•Use your mental mechanism or defense  mechanism - A defense mechanism is a tactic developed by the ego to protect against anxiety and defense mechanisms are thought to safeguard the mind against feelings and thoughts that are too difficult for the conscious mind to cope with. In some instances, defense mechanisms are thought to keep inappropriate or unwanted thoughts and impulses from entering the conscious mind.  Although we may knowingly use these mechanisms, in many cases these defenses work unconsciously to distort reality. For example, if you are faced with a particularly unpleasant task, your mind may choose to forget your responsibility in order to avoid the dreaded assignment. In addition to forgetting, other defense mechanisms include rationalization, denial, repression, projection, rejection, and reaction formation. While all defense mechanisms can be unhealthy, they can also be adaptive and allow us to function normally.

WHO response

WHO’s Mental Health Action Plan 2013-2020, endorsed by the World Health Assembly in 2013, recognizes the essential role of mental health in achieving health for all people.

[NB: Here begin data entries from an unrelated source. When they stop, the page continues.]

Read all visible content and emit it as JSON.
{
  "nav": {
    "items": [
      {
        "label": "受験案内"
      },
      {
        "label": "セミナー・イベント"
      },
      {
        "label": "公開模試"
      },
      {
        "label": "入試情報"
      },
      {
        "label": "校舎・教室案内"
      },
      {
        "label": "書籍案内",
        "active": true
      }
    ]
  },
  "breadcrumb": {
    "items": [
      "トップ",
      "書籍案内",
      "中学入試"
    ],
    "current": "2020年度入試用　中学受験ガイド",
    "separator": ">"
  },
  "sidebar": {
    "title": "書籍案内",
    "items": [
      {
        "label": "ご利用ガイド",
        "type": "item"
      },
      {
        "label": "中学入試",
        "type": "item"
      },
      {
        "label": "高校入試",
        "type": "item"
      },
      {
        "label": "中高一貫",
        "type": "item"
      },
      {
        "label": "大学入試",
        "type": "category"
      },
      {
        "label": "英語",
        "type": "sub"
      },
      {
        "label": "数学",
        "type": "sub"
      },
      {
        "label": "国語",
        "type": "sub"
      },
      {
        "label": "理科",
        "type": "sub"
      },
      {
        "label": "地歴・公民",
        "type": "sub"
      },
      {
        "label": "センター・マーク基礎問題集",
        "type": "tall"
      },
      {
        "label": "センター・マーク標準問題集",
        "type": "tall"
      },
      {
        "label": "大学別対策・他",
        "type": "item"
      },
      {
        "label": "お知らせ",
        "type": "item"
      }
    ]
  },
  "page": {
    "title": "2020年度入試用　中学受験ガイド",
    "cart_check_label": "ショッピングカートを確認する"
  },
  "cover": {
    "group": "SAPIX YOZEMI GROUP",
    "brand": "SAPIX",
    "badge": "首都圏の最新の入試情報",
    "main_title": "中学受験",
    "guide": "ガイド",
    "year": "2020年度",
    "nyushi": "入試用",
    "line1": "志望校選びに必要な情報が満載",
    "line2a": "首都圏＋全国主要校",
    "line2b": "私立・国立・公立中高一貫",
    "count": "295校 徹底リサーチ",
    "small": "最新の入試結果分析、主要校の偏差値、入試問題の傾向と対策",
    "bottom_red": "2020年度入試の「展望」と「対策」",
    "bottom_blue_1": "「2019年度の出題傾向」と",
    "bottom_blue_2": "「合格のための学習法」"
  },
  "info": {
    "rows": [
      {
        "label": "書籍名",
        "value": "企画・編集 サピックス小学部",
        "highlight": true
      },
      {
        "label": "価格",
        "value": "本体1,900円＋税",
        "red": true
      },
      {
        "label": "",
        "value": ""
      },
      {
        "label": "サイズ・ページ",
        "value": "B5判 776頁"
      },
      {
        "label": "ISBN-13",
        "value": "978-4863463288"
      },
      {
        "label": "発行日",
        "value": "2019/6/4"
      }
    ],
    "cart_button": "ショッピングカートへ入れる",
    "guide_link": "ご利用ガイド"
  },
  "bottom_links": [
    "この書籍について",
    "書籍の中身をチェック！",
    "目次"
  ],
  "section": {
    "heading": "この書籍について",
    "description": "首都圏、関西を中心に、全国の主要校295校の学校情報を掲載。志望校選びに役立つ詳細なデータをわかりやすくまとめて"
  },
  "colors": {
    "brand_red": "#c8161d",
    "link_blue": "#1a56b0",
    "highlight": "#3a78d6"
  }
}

The plan includes 4 major objectives:

           more effective leadership and governance for mental health;

           the provision of comprehensive, integrated mental health and social care services in community-based settings;

           the implementation of strategies for promotion and prevention; and

           strengthened information systems, evidence and research.

WHO's Mental Health Gap Action Programme (mhGAP), launched in 2008, uses evidence-based technical guidance, tools and training packages to expand services in countries, especially in resource-poor settings. It focuses on a prioritized set of conditions, directing capacity building towards non-specialized health-care providers in an integrated approach that promotes mental health at all levels of care.

Health and support

Family involvement in care of people with disorders is very important. Knowing what causes affected people both distress and well-being is an important element of care, as is finding out what environments are most conducive to better learning. Structure to daily routines helps prevent unnecessary stress, with regular times for eating, playing, learning, being with others, and sleeping. Regular follow up by health services of both children and adults with developmental disorders, and their careers, needs to be in place.

The community at large has a role to play in respecting the rights and needs of people with disabilities. Determinants of mental health and mental disorders include not only individual attributes such as the ability to manage one's thoughts, emotions, behaviours and interactions with others, but also social, cultural, economic, political and environmental factors such as national policies, social protection, standards of living, working conditions, and community support. In addition to support from health-care services, people with mental illness require social support and care. They often need help in accessing educational programmes which fit their needs, and in finding employment and housing which enable them to live and be active in their local communities.

And to those who are suffering  inside in silence,  don't let the Mental illness  be the cause of stress in your life, be open about your mental health issues, share it with your close once, love and laugh has the power to overcome even the toughest of challenges you face in your life. Live, laugh, love your life, love people in your life and most importantly love yourself. Be Kind to your mind.


Sikkim at a Glance

  • Area: 7096 Sq Kms
  • Capital: Gangtok
  • Altitude: 5,840 ft
  • Population: 6.10 Lakhs
  • Topography: Hilly terrain elevation from 600 to over 28,509 ft above sea level
  • Climate:
  • Summer: Min- 13°C - Max 21°C
  • Winter: Min- 0.48°C - Max 13°C
  • Rainfall: 325 cms per annum
  • Language Spoken: Nepali, Bhutia, Lepcha, Tibetan, English, Hindi